• **Problem statement**: Determine how many lines below contain the word "options", then write that number by itself.

• **Data provided**:
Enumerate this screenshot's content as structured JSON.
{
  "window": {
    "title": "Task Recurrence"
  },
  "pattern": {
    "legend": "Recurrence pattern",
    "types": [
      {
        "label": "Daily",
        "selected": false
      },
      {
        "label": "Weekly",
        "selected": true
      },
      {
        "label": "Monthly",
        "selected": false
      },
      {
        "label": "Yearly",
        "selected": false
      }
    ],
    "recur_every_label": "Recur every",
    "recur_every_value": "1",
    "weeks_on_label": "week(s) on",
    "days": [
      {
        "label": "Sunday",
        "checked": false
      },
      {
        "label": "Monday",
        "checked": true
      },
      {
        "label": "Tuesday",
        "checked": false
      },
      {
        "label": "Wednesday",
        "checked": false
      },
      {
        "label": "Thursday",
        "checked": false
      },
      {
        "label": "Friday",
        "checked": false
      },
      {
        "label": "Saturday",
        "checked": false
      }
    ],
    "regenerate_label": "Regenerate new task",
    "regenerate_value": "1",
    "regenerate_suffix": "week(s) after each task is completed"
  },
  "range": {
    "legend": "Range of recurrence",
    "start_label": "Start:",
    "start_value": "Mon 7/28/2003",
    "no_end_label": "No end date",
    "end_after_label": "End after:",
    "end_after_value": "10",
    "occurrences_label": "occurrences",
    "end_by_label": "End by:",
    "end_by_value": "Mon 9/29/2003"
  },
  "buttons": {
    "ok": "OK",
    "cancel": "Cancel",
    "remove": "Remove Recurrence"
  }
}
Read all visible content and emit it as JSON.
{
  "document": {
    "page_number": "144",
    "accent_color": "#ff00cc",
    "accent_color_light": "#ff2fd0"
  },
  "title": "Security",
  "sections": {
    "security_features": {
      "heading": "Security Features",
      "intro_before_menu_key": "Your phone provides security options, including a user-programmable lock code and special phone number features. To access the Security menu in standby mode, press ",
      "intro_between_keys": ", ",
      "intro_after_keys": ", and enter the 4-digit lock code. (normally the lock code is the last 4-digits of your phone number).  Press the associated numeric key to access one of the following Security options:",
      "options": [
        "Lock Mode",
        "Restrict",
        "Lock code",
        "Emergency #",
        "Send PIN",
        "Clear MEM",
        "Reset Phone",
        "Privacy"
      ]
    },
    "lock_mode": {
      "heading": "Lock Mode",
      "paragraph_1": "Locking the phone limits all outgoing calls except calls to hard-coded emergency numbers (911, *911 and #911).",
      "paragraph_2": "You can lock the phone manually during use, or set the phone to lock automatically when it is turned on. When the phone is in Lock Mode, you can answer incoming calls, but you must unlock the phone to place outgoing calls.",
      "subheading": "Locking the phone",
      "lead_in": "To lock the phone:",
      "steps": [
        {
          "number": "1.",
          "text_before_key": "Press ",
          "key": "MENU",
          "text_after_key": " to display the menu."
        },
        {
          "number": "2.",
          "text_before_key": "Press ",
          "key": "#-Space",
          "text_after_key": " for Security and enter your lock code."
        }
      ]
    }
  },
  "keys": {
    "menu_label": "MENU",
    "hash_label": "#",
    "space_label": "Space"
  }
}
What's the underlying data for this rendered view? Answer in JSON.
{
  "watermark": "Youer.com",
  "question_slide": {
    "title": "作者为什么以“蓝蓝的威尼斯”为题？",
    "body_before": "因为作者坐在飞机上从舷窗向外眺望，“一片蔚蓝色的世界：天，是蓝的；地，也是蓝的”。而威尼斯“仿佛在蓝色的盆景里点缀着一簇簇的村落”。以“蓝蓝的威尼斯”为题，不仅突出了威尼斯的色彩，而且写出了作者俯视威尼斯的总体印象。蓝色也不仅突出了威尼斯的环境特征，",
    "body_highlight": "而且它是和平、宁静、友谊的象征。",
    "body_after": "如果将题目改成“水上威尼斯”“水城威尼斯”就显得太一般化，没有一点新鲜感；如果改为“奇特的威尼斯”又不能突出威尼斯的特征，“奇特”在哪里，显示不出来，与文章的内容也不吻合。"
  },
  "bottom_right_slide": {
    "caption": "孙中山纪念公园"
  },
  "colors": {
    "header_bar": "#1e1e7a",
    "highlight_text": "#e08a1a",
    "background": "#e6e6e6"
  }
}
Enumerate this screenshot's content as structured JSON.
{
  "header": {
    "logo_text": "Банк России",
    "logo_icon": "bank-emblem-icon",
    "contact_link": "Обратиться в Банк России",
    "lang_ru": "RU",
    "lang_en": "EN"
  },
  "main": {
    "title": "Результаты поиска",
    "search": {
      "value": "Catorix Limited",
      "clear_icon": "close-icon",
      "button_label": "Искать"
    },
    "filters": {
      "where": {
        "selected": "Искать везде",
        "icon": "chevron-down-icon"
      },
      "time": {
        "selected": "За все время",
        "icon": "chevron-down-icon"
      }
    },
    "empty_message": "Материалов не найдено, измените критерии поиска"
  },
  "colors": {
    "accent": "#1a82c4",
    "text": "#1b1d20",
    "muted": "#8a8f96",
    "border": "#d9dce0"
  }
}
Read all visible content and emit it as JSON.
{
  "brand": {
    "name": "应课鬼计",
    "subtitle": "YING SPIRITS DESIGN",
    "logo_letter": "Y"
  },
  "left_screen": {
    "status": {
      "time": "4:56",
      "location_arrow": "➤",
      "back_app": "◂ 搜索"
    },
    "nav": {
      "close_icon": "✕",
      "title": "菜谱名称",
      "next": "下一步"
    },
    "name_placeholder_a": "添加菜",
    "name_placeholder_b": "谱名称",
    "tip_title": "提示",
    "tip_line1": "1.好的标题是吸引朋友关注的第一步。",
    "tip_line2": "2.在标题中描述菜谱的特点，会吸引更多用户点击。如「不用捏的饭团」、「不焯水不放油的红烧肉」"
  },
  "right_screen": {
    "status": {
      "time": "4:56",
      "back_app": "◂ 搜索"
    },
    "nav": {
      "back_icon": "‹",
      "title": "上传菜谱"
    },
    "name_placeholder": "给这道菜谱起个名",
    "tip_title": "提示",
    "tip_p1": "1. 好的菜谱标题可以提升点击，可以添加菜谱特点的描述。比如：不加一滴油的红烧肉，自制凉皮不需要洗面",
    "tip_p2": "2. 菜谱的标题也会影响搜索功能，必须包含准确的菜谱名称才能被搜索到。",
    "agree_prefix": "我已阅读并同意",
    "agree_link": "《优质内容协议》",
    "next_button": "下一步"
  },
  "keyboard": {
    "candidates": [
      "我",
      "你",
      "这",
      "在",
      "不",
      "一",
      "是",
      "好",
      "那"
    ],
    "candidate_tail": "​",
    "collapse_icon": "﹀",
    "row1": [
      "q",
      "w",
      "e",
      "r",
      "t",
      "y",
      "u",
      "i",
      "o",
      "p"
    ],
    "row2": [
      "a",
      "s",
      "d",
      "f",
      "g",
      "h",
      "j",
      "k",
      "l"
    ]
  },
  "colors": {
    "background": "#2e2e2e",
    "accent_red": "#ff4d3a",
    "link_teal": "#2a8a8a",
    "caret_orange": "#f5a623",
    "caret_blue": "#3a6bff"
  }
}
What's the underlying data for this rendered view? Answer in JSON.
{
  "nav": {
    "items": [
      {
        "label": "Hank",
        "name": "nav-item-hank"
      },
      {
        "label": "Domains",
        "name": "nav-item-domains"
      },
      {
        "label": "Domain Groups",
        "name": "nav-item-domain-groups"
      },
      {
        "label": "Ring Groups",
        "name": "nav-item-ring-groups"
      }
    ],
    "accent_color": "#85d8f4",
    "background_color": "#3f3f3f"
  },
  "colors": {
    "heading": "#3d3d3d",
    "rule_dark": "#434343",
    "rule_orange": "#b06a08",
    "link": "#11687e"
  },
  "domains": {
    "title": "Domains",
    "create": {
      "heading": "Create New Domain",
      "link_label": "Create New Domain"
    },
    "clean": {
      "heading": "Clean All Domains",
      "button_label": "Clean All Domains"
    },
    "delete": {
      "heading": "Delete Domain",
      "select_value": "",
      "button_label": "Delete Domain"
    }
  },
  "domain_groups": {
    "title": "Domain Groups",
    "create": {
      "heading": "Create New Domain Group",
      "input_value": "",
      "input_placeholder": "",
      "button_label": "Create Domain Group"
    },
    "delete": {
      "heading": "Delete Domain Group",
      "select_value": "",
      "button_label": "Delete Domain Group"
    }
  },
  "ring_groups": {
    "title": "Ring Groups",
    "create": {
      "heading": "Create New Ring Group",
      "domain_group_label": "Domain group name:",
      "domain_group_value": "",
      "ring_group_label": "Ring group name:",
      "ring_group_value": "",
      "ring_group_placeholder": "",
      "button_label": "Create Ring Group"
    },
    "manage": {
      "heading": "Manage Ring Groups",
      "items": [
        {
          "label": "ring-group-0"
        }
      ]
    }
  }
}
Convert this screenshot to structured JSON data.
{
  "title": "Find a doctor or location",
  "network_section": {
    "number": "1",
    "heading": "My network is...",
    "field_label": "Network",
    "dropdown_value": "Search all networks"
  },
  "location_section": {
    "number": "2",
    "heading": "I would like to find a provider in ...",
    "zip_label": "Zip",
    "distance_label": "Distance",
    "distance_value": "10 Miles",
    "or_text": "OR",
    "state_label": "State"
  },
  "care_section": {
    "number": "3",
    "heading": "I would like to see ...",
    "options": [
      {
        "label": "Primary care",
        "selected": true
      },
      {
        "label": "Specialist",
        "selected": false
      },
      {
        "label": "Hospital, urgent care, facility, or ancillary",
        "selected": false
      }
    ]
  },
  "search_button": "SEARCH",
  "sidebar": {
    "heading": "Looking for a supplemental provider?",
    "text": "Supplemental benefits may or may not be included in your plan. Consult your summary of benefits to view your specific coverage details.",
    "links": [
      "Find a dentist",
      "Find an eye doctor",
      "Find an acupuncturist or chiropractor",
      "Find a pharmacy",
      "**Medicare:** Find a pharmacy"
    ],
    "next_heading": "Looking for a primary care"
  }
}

• **Answer box**: 4